The Big Move is a MarketWatch column that looks at the inside and outside of real estate, from navigating the search for a new home to applying for a mortgage.
Have a question about buying or selling a home? Do you want to know where your next step should be? Email Jacob Passy at TheBigMove@marketwatch.com.
Just before the pandemic, my husband accepted a job that required us to move out of state; however, we haven’t had to do that yet because of teleworking. My husband and I have two young children. Due to our teleworking, my parents-in-law have been watching our children in our home and often stay over for days at a time.
My husband and I have asked his parents to move in with us, after we move. In theory this is a great scheme for everyone involved: free childcare for us, lower costs for them and we all enjoy each other’s company.
The dilemma is that my in-laws are $ 50K underwater on their townhouse. The home has water penetration and foundation issues that make it only worth about $ 100,000, at best. My father-in-law is a very disciplined man and he doesn’t think walking away is the right thing to do. He believes that continuing to pay the mortgage is the best plan, even if they are not living in the home.
A short sale, even if a buyer was willing to take on the issues, would be devastating to whatever savings he has. My husband feels that walking away with them taking the credit credit of closing is the best option. They would live with us and the mortgage payment is no longer stopping them.
In addition, my husband is the only named child and executor of the estate. My husband realizes that whenever his father dies (he is 71), home is his issue. Should my father-in-law continue to pay or walk away? Are there other options we should be considering?
Your letter is an important reminder that even at a time when home values are rising at an all-time high, many Americans still owe their mortgages more than their homes are worth, called also “underwater” on a home.
Millions of Americans found themselves in this situation as a result of the subprime mortgage crisis that caused the Great Depression.

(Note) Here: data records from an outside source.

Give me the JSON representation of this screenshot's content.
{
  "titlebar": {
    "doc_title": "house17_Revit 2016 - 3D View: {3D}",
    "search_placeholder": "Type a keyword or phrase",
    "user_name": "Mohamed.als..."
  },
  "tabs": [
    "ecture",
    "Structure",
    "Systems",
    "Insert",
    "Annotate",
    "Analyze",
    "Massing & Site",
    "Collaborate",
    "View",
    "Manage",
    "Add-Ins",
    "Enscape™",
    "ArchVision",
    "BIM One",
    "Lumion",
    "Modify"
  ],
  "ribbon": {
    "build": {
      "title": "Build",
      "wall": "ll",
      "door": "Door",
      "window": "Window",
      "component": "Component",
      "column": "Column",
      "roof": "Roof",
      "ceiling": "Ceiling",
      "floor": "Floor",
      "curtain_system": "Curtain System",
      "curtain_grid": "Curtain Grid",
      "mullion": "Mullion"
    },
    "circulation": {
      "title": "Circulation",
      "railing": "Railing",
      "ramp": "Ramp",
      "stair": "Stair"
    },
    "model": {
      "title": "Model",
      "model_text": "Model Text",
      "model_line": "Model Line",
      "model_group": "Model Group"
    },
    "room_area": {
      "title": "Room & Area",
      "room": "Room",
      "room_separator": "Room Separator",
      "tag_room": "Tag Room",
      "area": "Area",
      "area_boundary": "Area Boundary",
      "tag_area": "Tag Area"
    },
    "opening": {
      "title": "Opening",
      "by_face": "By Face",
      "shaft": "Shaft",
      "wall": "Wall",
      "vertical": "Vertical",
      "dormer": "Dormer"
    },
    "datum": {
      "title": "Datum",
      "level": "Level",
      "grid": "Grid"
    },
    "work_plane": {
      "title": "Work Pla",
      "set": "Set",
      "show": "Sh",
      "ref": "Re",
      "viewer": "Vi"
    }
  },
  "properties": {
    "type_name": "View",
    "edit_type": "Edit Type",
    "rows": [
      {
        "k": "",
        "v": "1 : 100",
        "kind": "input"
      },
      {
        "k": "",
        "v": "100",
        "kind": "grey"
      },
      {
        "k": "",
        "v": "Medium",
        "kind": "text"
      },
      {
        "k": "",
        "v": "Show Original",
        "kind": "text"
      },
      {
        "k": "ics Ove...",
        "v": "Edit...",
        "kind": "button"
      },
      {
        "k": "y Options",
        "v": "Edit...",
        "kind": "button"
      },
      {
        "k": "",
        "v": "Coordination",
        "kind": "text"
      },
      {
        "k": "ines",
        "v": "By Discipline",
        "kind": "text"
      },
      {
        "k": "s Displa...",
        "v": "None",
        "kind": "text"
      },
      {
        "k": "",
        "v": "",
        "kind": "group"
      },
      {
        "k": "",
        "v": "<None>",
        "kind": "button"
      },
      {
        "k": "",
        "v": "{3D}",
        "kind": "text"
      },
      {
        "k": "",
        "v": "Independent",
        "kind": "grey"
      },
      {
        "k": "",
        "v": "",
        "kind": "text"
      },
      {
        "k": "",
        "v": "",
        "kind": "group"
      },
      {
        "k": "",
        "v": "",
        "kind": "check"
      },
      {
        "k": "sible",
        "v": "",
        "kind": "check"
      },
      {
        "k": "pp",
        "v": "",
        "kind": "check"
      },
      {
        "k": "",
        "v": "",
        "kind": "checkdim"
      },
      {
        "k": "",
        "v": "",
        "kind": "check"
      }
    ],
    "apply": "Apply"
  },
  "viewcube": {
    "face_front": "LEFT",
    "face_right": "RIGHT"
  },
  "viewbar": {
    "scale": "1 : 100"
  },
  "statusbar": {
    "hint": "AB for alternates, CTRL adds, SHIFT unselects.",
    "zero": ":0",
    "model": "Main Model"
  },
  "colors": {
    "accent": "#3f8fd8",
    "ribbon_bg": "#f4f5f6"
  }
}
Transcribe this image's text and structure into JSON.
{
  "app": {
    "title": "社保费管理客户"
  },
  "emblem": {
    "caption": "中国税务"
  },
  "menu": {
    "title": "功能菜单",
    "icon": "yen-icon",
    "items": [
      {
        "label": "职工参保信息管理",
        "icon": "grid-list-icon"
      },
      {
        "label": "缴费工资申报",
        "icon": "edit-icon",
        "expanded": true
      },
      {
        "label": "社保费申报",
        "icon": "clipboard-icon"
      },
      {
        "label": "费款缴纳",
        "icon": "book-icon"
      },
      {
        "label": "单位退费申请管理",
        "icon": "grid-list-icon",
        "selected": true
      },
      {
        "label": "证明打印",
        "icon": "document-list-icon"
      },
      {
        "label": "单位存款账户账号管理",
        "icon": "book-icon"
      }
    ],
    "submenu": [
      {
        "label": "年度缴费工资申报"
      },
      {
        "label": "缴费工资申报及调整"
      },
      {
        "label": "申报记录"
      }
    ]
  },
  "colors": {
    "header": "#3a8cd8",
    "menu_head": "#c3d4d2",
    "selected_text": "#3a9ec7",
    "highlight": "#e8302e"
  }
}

But while home prices have risen – in many cases to new all-time highs – about 1.6 million homes are still in negative equity in the third quarter of 2020, according to the latest data available from CoreLogic
That represents about 3% of all mortgage homes nationwide.
Walking away from an underwater home is an ill-advised move, no matter which way you cut it. And practically any financial expert would advise your family to avoid it at all costs.
For starters, foreclosures are completely destructive to a homeowner’s credit score, and remain in an individual’s credit file for seven years. You may be wondering, what difference does it make? Well what if your new living arrangement doesn’t work out? Your family and in-laws have only been spending short periods of time together for short periods – that is very different from living together permanently.
If your in-laws decide they need their own place, they may have difficulty qualifying for rent with the low credit score they have after the closing. Are you and your husband prepared to act as guarantors for them in such a situation?
Closure is not a jail exclusion card. You have eliminated the possibility of chasing a short sale because it would hurt your ‘in-laws’ savings, but that’s exactly what could happen with closing.
“Depending on the laws in their state, the lender could foreclose on the loan, sell the property, and pursue the parents for a default judgment – the difference between the sale price and what was owed on the loan along with taxes, insurance, fines and fees, ”said Rick Sharga, a mortgage industry veteran and executive vice president of real estate data firm RealtyTrac.
Don’t miss: I plan to retire soon. Should we sell our home while prices are high – and rent it for two years?
Federal law states that retirement savings in company-sponsored retirement accounts as 401 (k) s are exempt from being credited by creditors in the case of a default judgment. Some provinces extend this same courtesy to self-directed retirement accounts.
There are also moral and ethical considerations. Your in-laws signed an agreement with the mortgage lender, so it’s understandable that your father-in-law felt obligated to hold his end of the deal up. Also, research shows that foreclosures can sink the property values of nearby homes.
What to do instead? Well, for starters, you should all explore whether your in-laws qualify for any kind of assistance in carrying out the necessary repairs to their home to bring it into a state of sale. If either of your in-laws is a military veteran, they may be eligible for assistance through Operation Homefront. Other resources they can research for financial support include the National Association of Area Agencies on Aging and Habitat for Humanity.
I also think you should reconsider a short sale, and see if your ‘in-laws’ mortgage servicer would agree to a reduced amount to pay off the mortgage. Servants can still chase your laws for the remaining balance on the after-sale loan – though that depends on the state – but as I said, that also applies to foreclosures.
“Another option could be an ‘action instead of closing,’ where they would surrender the house to the bank without going through the closing process, perhaps in exchange for the bank’s pledge to waive any shortfall,” said Eric Dunn, director of litigation. in the National Housing Law Project.
A short sale or deed instead would affect your ‘in-laws’ credit, but would still be less serious than the blow they would take from closing. And with either option, the servicer needs to agree.